====== The data ======

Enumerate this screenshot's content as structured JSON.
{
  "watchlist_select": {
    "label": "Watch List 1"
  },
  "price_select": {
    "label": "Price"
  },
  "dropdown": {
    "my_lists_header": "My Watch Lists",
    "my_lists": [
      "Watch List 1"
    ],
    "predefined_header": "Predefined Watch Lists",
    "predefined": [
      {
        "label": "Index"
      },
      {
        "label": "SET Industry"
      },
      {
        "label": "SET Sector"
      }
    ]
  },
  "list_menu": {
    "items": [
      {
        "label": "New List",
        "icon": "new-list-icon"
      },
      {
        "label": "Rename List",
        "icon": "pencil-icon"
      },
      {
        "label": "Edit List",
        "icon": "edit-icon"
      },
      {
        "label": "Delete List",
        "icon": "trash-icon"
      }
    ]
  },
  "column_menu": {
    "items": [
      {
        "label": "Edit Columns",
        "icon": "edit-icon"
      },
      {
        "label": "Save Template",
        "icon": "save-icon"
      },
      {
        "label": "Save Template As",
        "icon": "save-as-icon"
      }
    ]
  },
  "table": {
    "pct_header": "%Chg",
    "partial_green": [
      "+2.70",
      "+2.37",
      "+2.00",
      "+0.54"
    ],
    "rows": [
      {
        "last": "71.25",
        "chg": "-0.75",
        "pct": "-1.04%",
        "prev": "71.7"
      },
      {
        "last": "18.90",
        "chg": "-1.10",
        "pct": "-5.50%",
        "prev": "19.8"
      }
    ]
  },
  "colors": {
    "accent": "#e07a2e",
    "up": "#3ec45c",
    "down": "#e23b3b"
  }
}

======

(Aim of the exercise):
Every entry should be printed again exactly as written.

(Solution below):
Enumerate this screenshot's content as structured JSON.
{
  "watchlist_select": {
    "label": "Watch List 1"
  },
  "price_select": {
    "label": "Price"
  },
  "dropdown": {
    "my_lists_header": "My Watch Lists",
    "my_lists": [
      "Watch List 1"
    ],
    "predefined_header": "Predefined Watch Lists",
    "predefined": [
      {
        "label": "Index"
      },
      {
        "label": "SET Industry"
      },
      {
        "label": "SET Sector"
      }
    ]
  },
  "list_menu": {
    "items": [
      {
        "label": "New List",
        "icon": "new-list-icon"
      },
      {
        "label": "Rename List",
        "icon": "pencil-icon"
      },
      {
        "label": "Edit List",
        "icon": "edit-icon"
      },
      {
        "label": "Delete List",
        "icon": "trash-icon"
      }
    ]
  },
  "column_menu": {
    "items": [
      {
        "label": "Edit Columns",
        "icon": "edit-icon"
      },
      {
        "label": "Save Template",
        "icon": "save-icon"
      },
      {
        "label": "Save Template As",
        "icon": "save-as-icon"
      }
    ]
  },
  "table": {
    "pct_header": "%Chg",
    "partial_green": [
      "+2.70",
      "+2.37",
      "+2.00",
      "+0.54"
    ],
    "rows": [
      {
        "last": "71.25",
        "chg": "-0.75",
        "pct": "-1.04%",
        "prev": "71.7"
      },
      {
        "last": "18.90",
        "chg": "-1.10",
        "pct": "-5.50%",
        "prev": "19.8"
      }
    ]
  },
  "colors": {
    "accent": "#e07a2e",
    "up": "#3ec45c",
    "down": "#e23b3b"
  }
}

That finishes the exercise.